There’s a lot of debate about whether to get screened for prostate cancer. In order to decide what’s right for you, you need to know your risk factors.
There’s a lot of debate about whether to get screened for prostate cancer. In order to decide what’s right for you, you need to know your risk factors — things that increase your chance of developing prostate cancer — along with some important facts about prostate cancer:
9. One in 7 men will be diagnosed with prostate cancer — that’s probably at least one person on your block.
8. Prostate cancer is more common in North America.
7. If you’re carrying extra weight, you’re at increased risk. (Nearly 3 out of 4 men are overweight and obese.)
6. There’s nothing like a good steak, but men who eat a lot of red meat and other high-fat foods could be at greater risk.
5. Tall men may stand out in a crowd but bear in mind that the taller you are, the greater your risk.
4. Consuming lots of calcium-rich food can put you at increased risk, so be wary of dairy.
3. If you have a family member who had prostate cancer, or even a female family member who had breast or ovarian cancer, you may have an inherited risk.
2. No man wants erectile dysfunction or urine leakage, both common side effects of prostate cancer treatment.
1. Prostate cancer is very treatable when caught early, so getting regular screenings starting at age 50 can pay off.
“Once you know your risk factors you should begin a conversation with your doctor about your prostate cancer risk.

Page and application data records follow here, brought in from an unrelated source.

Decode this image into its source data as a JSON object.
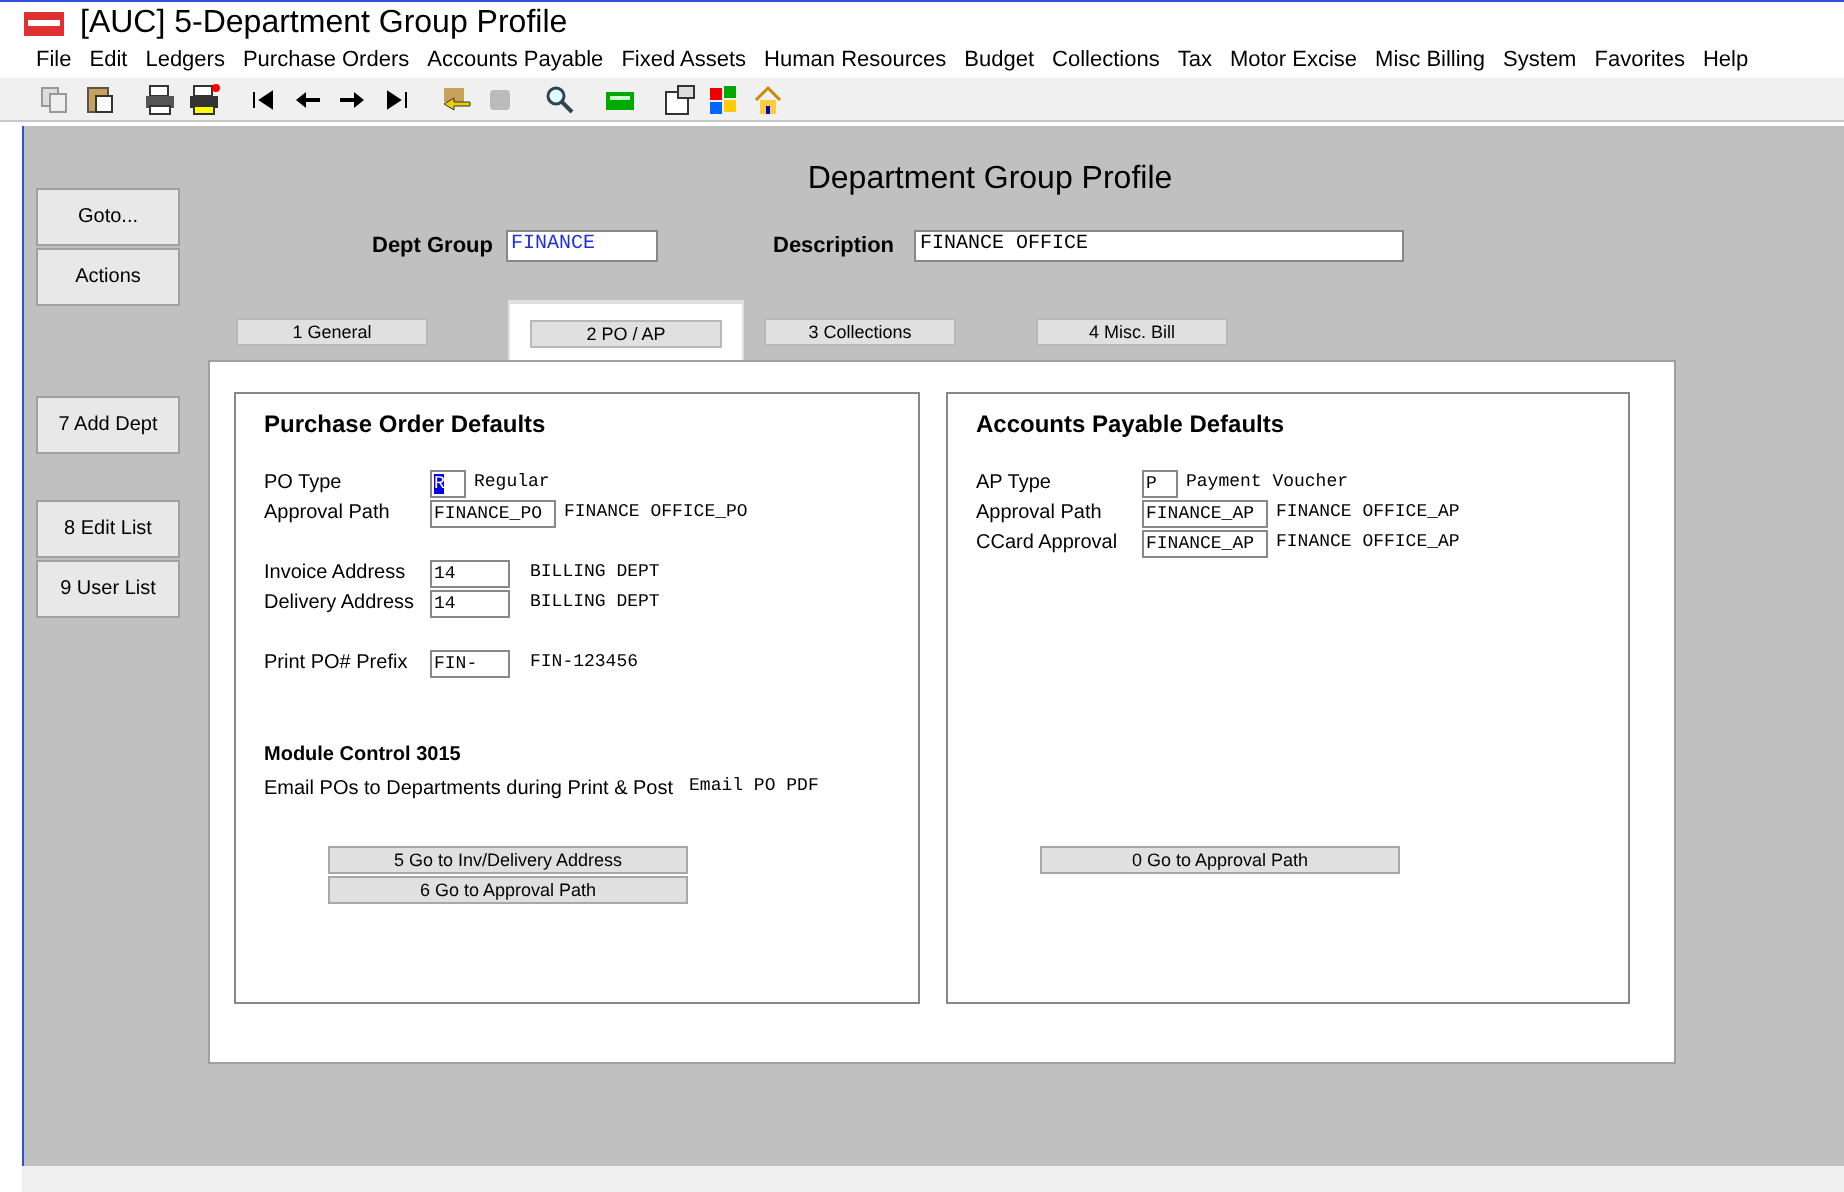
{
  "window": {
    "title": "[AUC] 5-Department Group Profile"
  },
  "menu": [
    "File",
    "Edit",
    "Ledgers",
    "Purchase Orders",
    "Accounts Payable",
    "Fixed Assets",
    "Human Resources",
    "Budget",
    "Collections",
    "Tax",
    "Motor Excise",
    "Misc Billing",
    "System",
    "Favorites",
    "Help"
  ],
  "side_buttons": [
    "Goto...",
    "Actions",
    "7 Add Dept",
    "8 Edit List",
    "9 User List"
  ],
  "heading": "Department Group Profile",
  "header_fields": [
    {
      "label": "Dept Group",
      "value": "FINANCE",
      "accent": true
    },
    {
      "label": "Description",
      "value": "FINANCE OFFICE",
      "accent": false
    }
  ],
  "tabs": [
    {
      "label": "1 General",
      "selected": false
    },
    {
      "label": "2 PO / AP",
      "selected": true
    },
    {
      "label": "3 Collections",
      "selected": false
    },
    {
      "label": "4 Misc. Bill",
      "selected": false
    }
  ],
  "panels": [
    {
      "title": "Purchase Order Defaults",
      "groups": [
        [
          {
            "label": "PO Type",
            "value": "R",
            "highlighted": true,
            "desc": "Regular"
          },
          {
            "label": "Approval Path",
            "value": "FINANCE_PO",
            "highlighted": false,
            "desc": "FINANCE OFFICE_PO"
          }
        ],
        [
          {
            "label": "Invoice Address",
            "value": "14",
            "highlighted": false,
            "desc": "BILLING DEPT"
          },
          {
            "label": "Delivery Address",
            "value": "14",
            "highlighted": false,
            "desc": "BILLING DEPT"
          }
        ],
        [
          {
            "label": "Print PO# Prefix",
            "value": "FIN-",
            "highlighted": false,
            "desc": "FIN-123456"
          }
        ]
      ],
      "note": {
        "title": "Module Control 3015",
        "text": "Email POs to Departments during Print & Post",
        "value": "Email PO PDF"
      },
      "buttons": [
        "5 Go to Inv/Delivery Address",
        "6 Go to Approval Path"
      ]
    },
    {
      "title": "Accounts Payable Defaults",
      "groups": [
        [
          {
            "label": "AP Type",
            "value": "P",
            "highlighted": false,
            "desc": "Payment Voucher"
          },
          {
            "label": "Approval Path",
            "value": "FINANCE_AP",
            "highlighted": false,
            "desc": "FINANCE OFFICE_AP"
          },
          {
            "label": "CCard Approval",
            "value": "FINANCE_AP",
            "highlighted": false,
            "desc": "FINANCE OFFICE_AP"
          }
        ]
      ],
      "buttons": [
        "0 Go to Approval Path"
      ]
    }
  ]
}
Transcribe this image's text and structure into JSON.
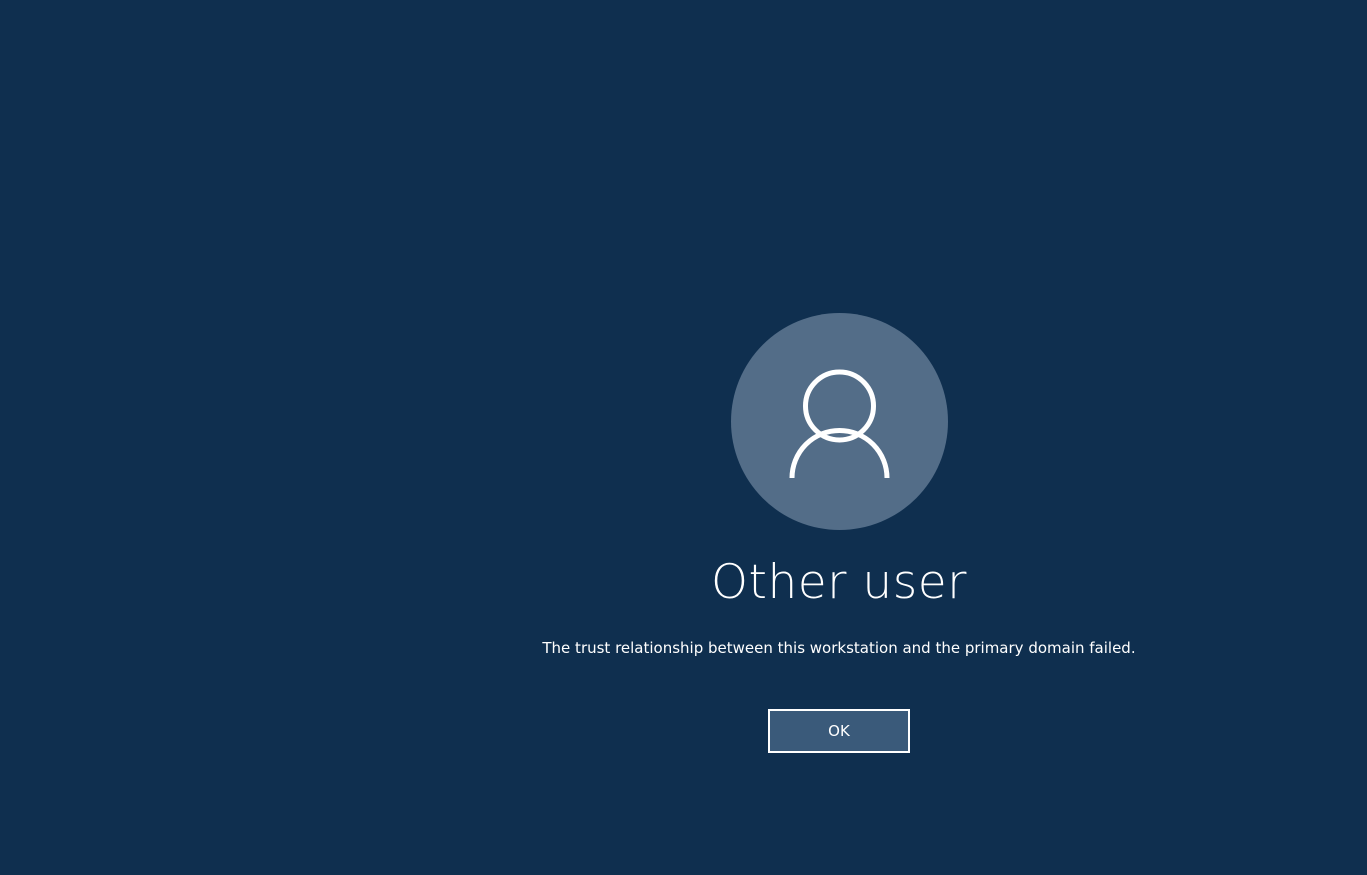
{
  "colors": {
    "background": "#0f2f4f",
    "avatar_circle": "#536d88",
    "button_fill": "#3a5a7a",
    "text": "#ffffff"
  },
  "user": {
    "avatar_icon": "person-outline-icon",
    "name": "Other user"
  },
  "message": {
    "text": "The trust relationship between this workstation and the primary domain failed."
  },
  "actions": {
    "ok_label": "OK"
  }
}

This should occur no later than by age 45 and earlier if you are at high risk,” said Cheretha Hall, R.N., nurse navigator for Norton Cancer Institute who assists patients who have been diagnosed with prostate cancer. “Some men want to be vigilant with prostate screenings, some men would rather wait or not know at all. It’s a personal decision — but it should be an informed decision.”
Learn your prostate cancer risk in minutes with a simple online assessment tool. Find out now.